2. Ensure that the Fiscal Sponsor has “complete discretion and control” over donated funds, and communicates with donors accordingly: The IRS has ruled that donations to a fiscally sponsored project are only tax-deductible if the Fiscal Sponsor exercises “complete discretion and control” over the donated funds, also known as “variance power.”  The Fiscal Sponsor cannot be a passive “conduit” for donations to the project, and must be able to prevent uses of donated funds that are at odds with its tax-exempt mission.  The Fiscal Sponsor and the project should clearly communicate to donors that funds earmarked for the project are subject to the Fiscal Sponsor’s discretion and control, and Fiscal Sponsors should not guarantee that donated funds will be advanced automatically to the project.  

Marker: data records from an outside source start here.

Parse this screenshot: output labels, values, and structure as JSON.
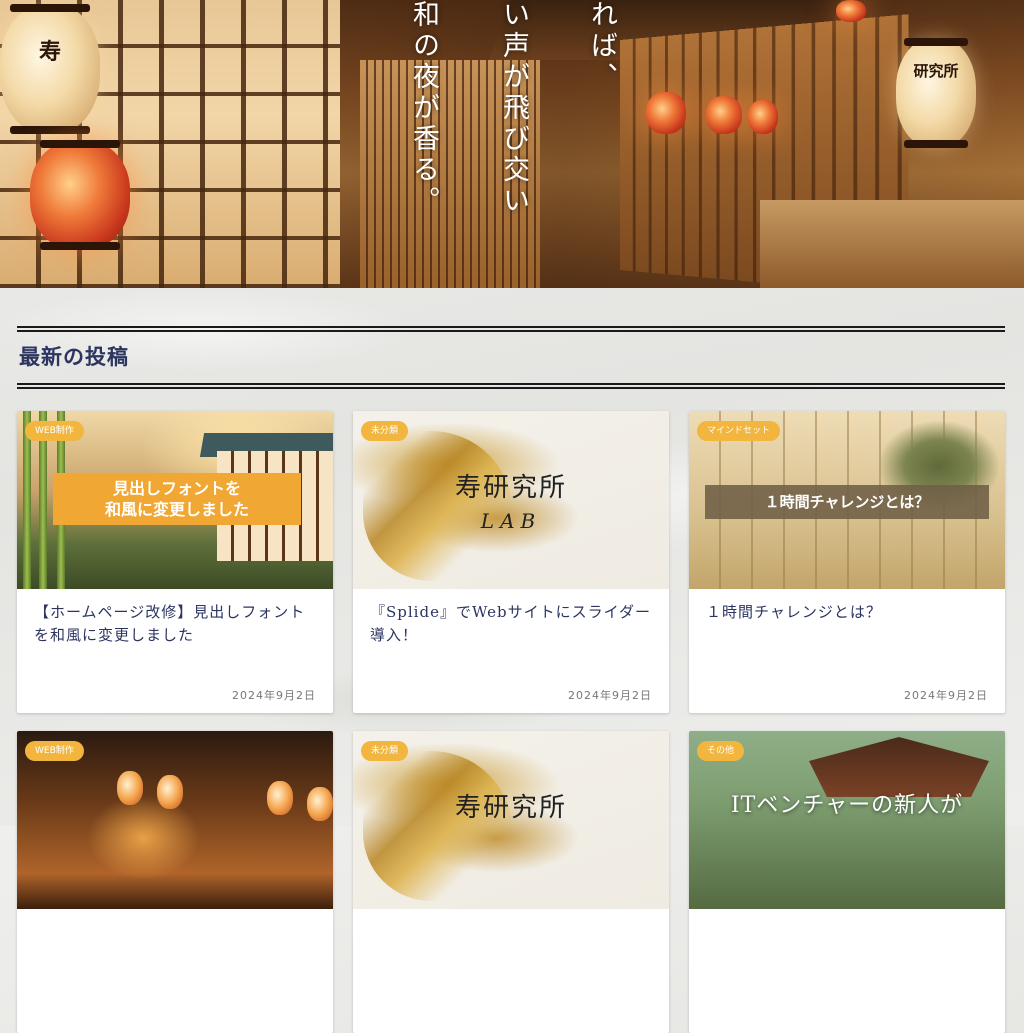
{
  "hero": {
    "line1": "れば、",
    "line2": "い声が飛び交い",
    "line3": "和の夜が香る。",
    "lantern_left_glyph": "寿",
    "lantern_right_glyph": "研究所"
  },
  "section": {
    "title": "最新の投稿"
  },
  "posts": [
    {
      "category": "WEB制作",
      "thumb_banner_line1": "見出しフォントを",
      "thumb_banner_line2": "和風に変更しました",
      "title": "【ホームページ改修】見出しフォントを和風に変更しました",
      "date": "2024年9月2日"
    },
    {
      "category": "未分類",
      "thumb_logo_main": "寿研究所",
      "thumb_logo_sub": "LAB",
      "title": "『Splide』でWebサイトにスライダー導入！",
      "date": "2024年9月2日"
    },
    {
      "category": "マインドセット",
      "thumb_bar": "１時間チャレンジとは？",
      "title": "１時間チャレンジとは？",
      "date": "2024年9月2日"
    },
    {
      "category": "WEB制作"
    },
    {
      "category": "未分類",
      "thumb_logo_main": "寿研究所"
    },
    {
      "category": "その他",
      "thumb_caption": "ITベンチャーの新人が"
    }
  ]
}
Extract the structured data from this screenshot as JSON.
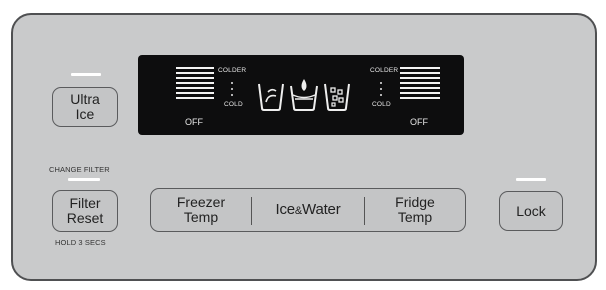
{
  "ultra_ice": {
    "line1": "Ultra",
    "line2": "Ice"
  },
  "display": {
    "left_top": "COLDER",
    "left_bottom": "COLD",
    "left_off": "OFF",
    "right_top": "COLDER",
    "right_bottom": "COLD",
    "right_off": "OFF"
  },
  "filter": {
    "change_label": "CHANGE FILTER",
    "line1": "Filter",
    "line2": "Reset",
    "hold_label": "HOLD 3 SECS"
  },
  "center_bar": {
    "freezer_line1": "Freezer",
    "freezer_line2": "Temp",
    "ice_water": "Ice",
    "amp": "&",
    "water": "Water",
    "fridge_line1": "Fridge",
    "fridge_line2": "Temp"
  },
  "lock": {
    "label": "Lock"
  },
  "icons": [
    "crushed-ice-icon",
    "water-icon",
    "cubed-ice-icon"
  ],
  "colors": {
    "panel": "#c9cacb",
    "display": "#0d0d0e",
    "border": "#4f5052"
  }
}
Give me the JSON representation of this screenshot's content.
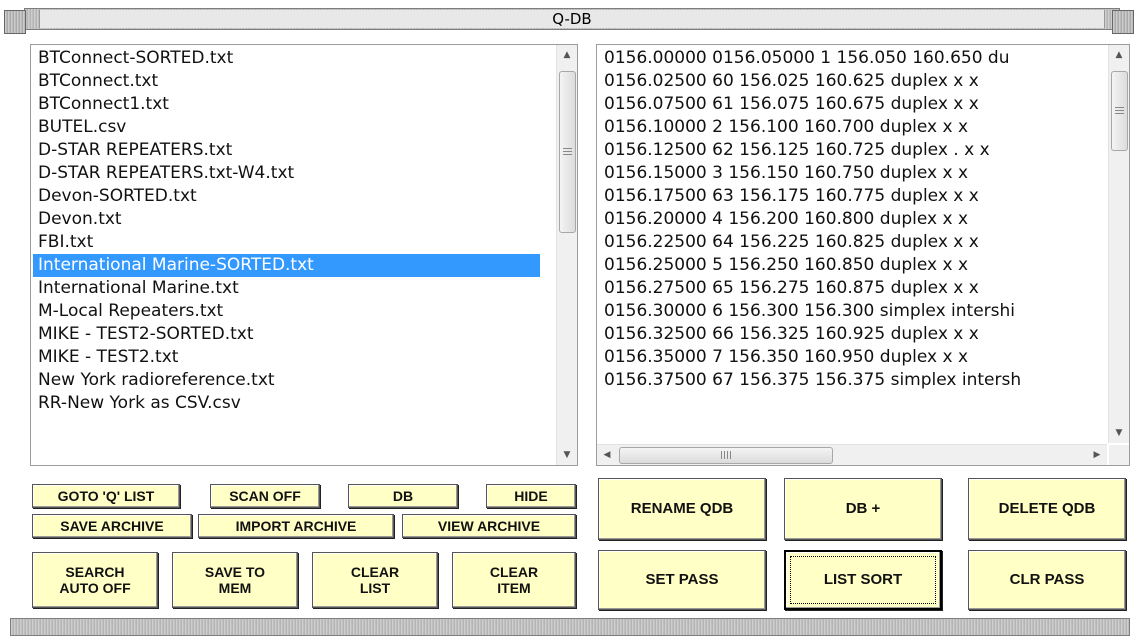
{
  "window": {
    "title": "Q-DB"
  },
  "left_list": {
    "items": [
      "BTConnect-SORTED.txt",
      "BTConnect.txt",
      "BTConnect1.txt",
      "BUTEL.csv",
      "D-STAR REPEATERS.txt",
      "D-STAR REPEATERS.txt-W4.txt",
      "Devon-SORTED.txt",
      "Devon.txt",
      "FBI.txt",
      "International Marine-SORTED.txt",
      "International Marine.txt",
      "M-Local Repeaters.txt",
      "MIKE - TEST2-SORTED.txt",
      "MIKE - TEST2.txt",
      "New York radioreference.txt",
      "RR-New York as CSV.csv"
    ],
    "selected": "International Marine-SORTED.txt"
  },
  "right_list": {
    "items": [
      "0156.00000 0156.05000 1 156.050 160.650 du",
      "0156.02500 60 156.025 160.625 duplex  x x",
      "0156.07500 61 156.075 160.675 duplex x x",
      "0156.10000 2 156.100 160.700 duplex x x",
      "0156.12500 62 156.125 160.725 duplex . x x",
      "0156.15000 3 156.150 160.750 duplex x x",
      "0156.17500 63 156.175 160.775 duplex x x",
      "0156.20000 4 156.200 160.800 duplex x x",
      "0156.22500 64 156.225 160.825 duplex x x",
      "0156.25000 5 156.250 160.850 duplex x x",
      "0156.27500 65 156.275 160.875 duplex x x",
      "0156.30000 6 156.300 156.300 simplex intershi",
      "0156.32500 66 156.325 160.925 duplex x x",
      "0156.35000 7 156.350 160.950 duplex x x",
      "0156.37500 67 156.375 156.375 simplex intersh"
    ]
  },
  "scrollbar": {
    "h_grip": "III"
  },
  "buttons": {
    "goto_q_list": "GOTO 'Q' LIST",
    "scan_off": "SCAN OFF",
    "db": "DB",
    "hide": "HIDE",
    "save_archive": "SAVE ARCHIVE",
    "import_archive": "IMPORT ARCHIVE",
    "view_archive": "VIEW ARCHIVE",
    "search_auto_off": "SEARCH\nAUTO OFF",
    "save_to_mem": "SAVE TO\nMEM",
    "clear_list": "CLEAR\nLIST",
    "clear_item": "CLEAR\nITEM",
    "rename_qdb": "RENAME QDB",
    "db_plus": "DB +",
    "delete_qdb": "DELETE QDB",
    "set_pass": "SET PASS",
    "list_sort": "LIST SORT",
    "clr_pass": "CLR PASS"
  },
  "colors": {
    "button_bg": "#ffffc6",
    "selection": "#3399ff"
  }
}
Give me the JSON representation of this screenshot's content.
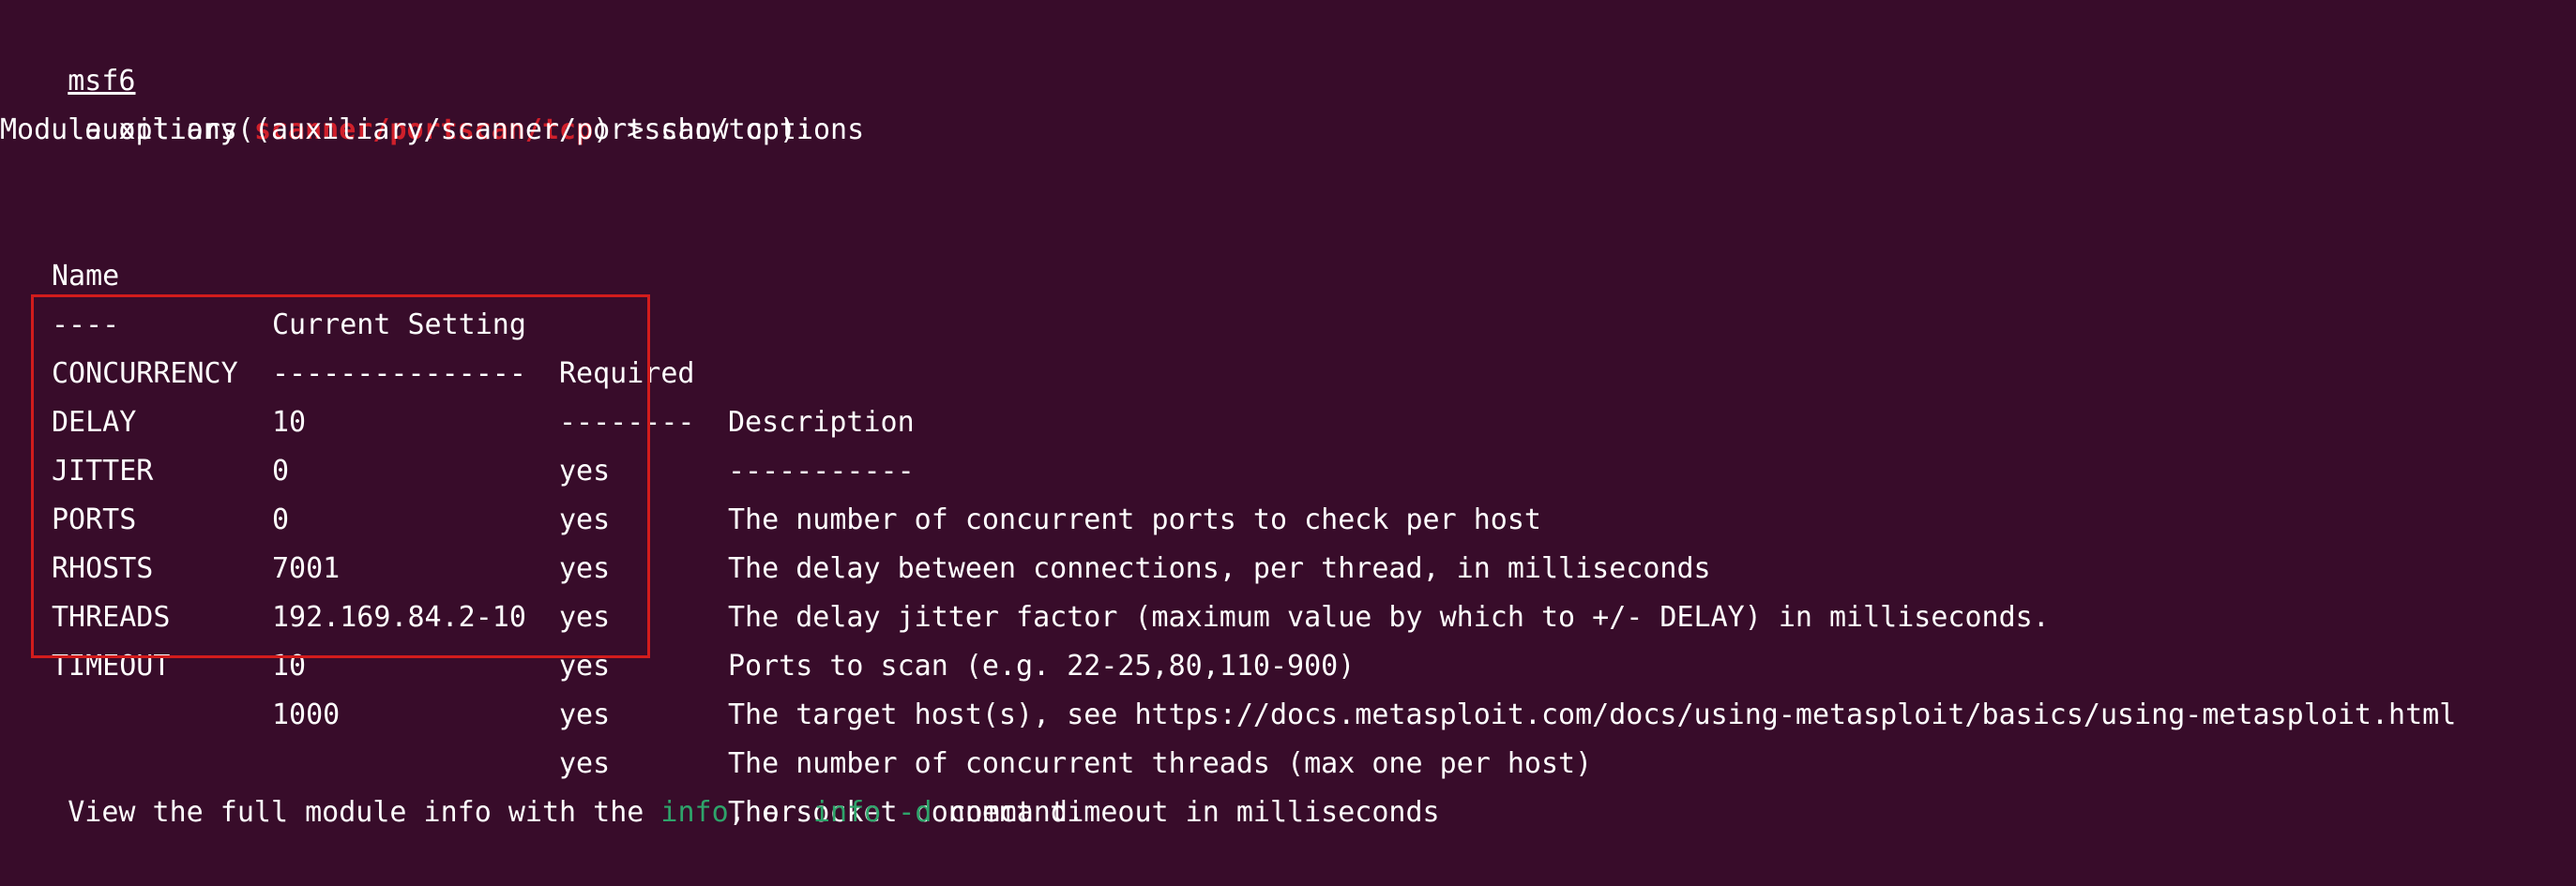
{
  "prompt": {
    "console": "msf6",
    "type": "auxiliary",
    "open_paren": "(",
    "module": "scanner/portscan/tcp",
    "close": ")",
    "arrow": " > ",
    "command": "show options"
  },
  "module_options_title": "Module options (auxiliary/scanner/portscan/tcp):",
  "table": {
    "headers": {
      "name": "Name",
      "setting": "Current Setting",
      "required": "Required",
      "description": "Description"
    },
    "separators": {
      "name": "----",
      "setting": "---------------",
      "required": "--------",
      "description": "-----------"
    },
    "rows": [
      {
        "name": "CONCURRENCY",
        "setting": "10",
        "required": "yes",
        "description": "The number of concurrent ports to check per host"
      },
      {
        "name": "DELAY",
        "setting": "0",
        "required": "yes",
        "description": "The delay between connections, per thread, in milliseconds"
      },
      {
        "name": "JITTER",
        "setting": "0",
        "required": "yes",
        "description": "The delay jitter factor (maximum value by which to +/- DELAY) in milliseconds."
      },
      {
        "name": "PORTS",
        "setting": "7001",
        "required": "yes",
        "description": "Ports to scan (e.g. 22-25,80,110-900)"
      },
      {
        "name": "RHOSTS",
        "setting": "192.169.84.2-10",
        "required": "yes",
        "description": "The target host(s), see https://docs.metasploit.com/docs/using-metasploit/basics/using-metasploit.html"
      },
      {
        "name": "THREADS",
        "setting": "10",
        "required": "yes",
        "description": "The number of concurrent threads (max one per host)"
      },
      {
        "name": "TIMEOUT",
        "setting": "1000",
        "required": "yes",
        "description": "The socket connect timeout in milliseconds"
      }
    ]
  },
  "footer": {
    "prefix": "View the full module info with the ",
    "info_cmd": "info",
    "middle": ", or ",
    "info_d_cmd": "info -d",
    "suffix": " command."
  },
  "colors": {
    "background": "#380c2a",
    "text": "#ffffff",
    "module_red": "#d0202b",
    "command_green": "#2ea36a",
    "highlight_box": "#d21c1c"
  }
}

3. Fiscal Sponsors should exercise ongoing financial control and oversight:  In order to exercise discretion and control over donated funds, Fiscal Sponsors should review and audit the financial activities of their projects on an ongoing basis and should require periodic financial reports.  For example, Fiscal Sponsors should only disburse funds to projects after they’ve had a chance to review and confirm that the funds will be spent in a permissible manner.  If projects are given a bank account for general spending, the Fiscal Sponsor should audit account activities to ensure that funds are being spent permissibly.

4. Execute a Fiscal Sponsorship Agreement:  A written Fiscal Sponsorship Agreement should set forth the key terms relating to financial management, financial oversight, and reporting requirements.  The agreement should also define the duration of the agreement, procedures for terminating the agreement, and what happens to project funds and property when the agreement is terminated.